Lowell, Baltierra of 'Teen Mom' visit MSU
Teen parents learn to cope with adoption
Catelynn Lowell and Tyler Baltierra only see their daughter a couple times a year — but with every phone call, every letter full of pictures and every visit, they are reminded of their decision.
Lowell and Baltierra, both 20, gave up Carly, now 3, for adoption in 2009, after deciding it was best for her future.
“When I see all the milestones she’s making, it reassures me that I made the best decision for her,” Lowell said. “I love to sit back and watch her and let her get warmed up to me. It’s the most amazing feeling; she knows who we are, and it’s just awesome.”
The couple, featured on MTV’s “16 and Pregnant” and “Teen Mom,” came to MSU to speak Thursday night in Anthony Hall. They have become advocates for adoption, visiting high schools and college campuses across the country to tell their own personal story of why they chose adoption and to give advice to students.
Human resource management sophomore Alexandra Falzetta, who went to the event Thursday, said the prevalence of teen pregnancy makes it important for college students to understand their potential options.
“I feel like young college girls get pregnant a lot and don’t really know their options and research into them, so I think it’s important for (Lowell and Baltierra) to go around,” she said.

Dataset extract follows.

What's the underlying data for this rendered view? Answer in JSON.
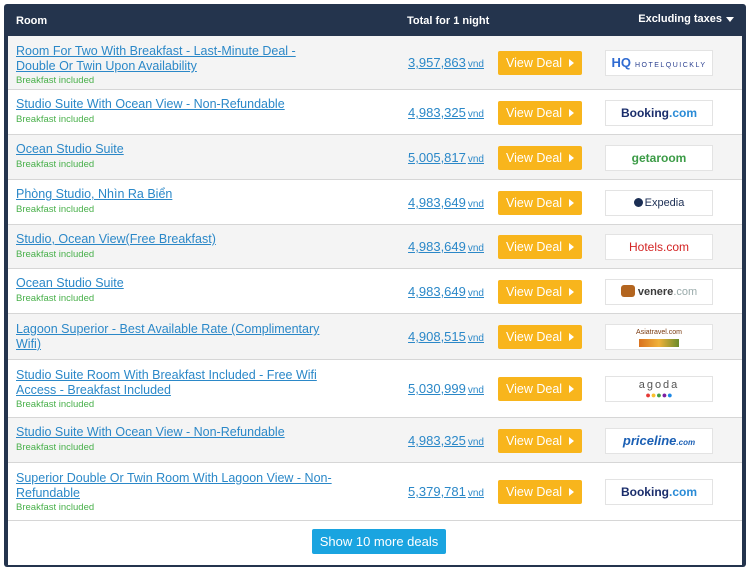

Lowell said their decision to give up Carly stemmed from the rocky family life she and Baltierra experienced while growing up.
“The main decision-maker was our home life,” Lowell said. “I grew up with an alcoholic mother (who had) different men in and out of my life. … It was really unstable, and I knew I wanted better for Carly. … There are people out there yearning for children, and that’s when I knew adoption was right for me.”
But their decision was not simple. With the choice came a unique, long-term grieving process that took him months to come to terms with, Baltierra said.
“With adoption, you deal with grief and loss,” he said. “Once I got over the denial, I could take steps to deal with the grief. I realized you deal with those emotions for a reason … Having time gave me the opportunity to step back and allow myself to feel emotion.”
Dawn Baker, the adoption supervisor at Bethany Christian Services, 612 W. Lake Lansing Road, met Baltierra and Lowell in 2009 and helped them through the adoption process. Baker said all parties in the adoption experience grief, not just the birth parents.
“On all sides of the adoption, there is grief and loss,” Baker said. “It’s important to get plugged into a good support system, (especially) with other birth parents who might be further down the journey to help you cope.”
In the end, Lowell said pregnancy and possible parenting options are important subjects to discuss with teens and college students despite any degree of discomfort it might bring.
“I think it’s important to talk about it,” she said. “It’s a serious subject, and no one was doing anything about it. MTV had the guts to put it out on the table and say, ‘Hey, this is a serious thing.’ It might be taboo, but this is serious.”
Staff writer Robert Bondy contributed to this article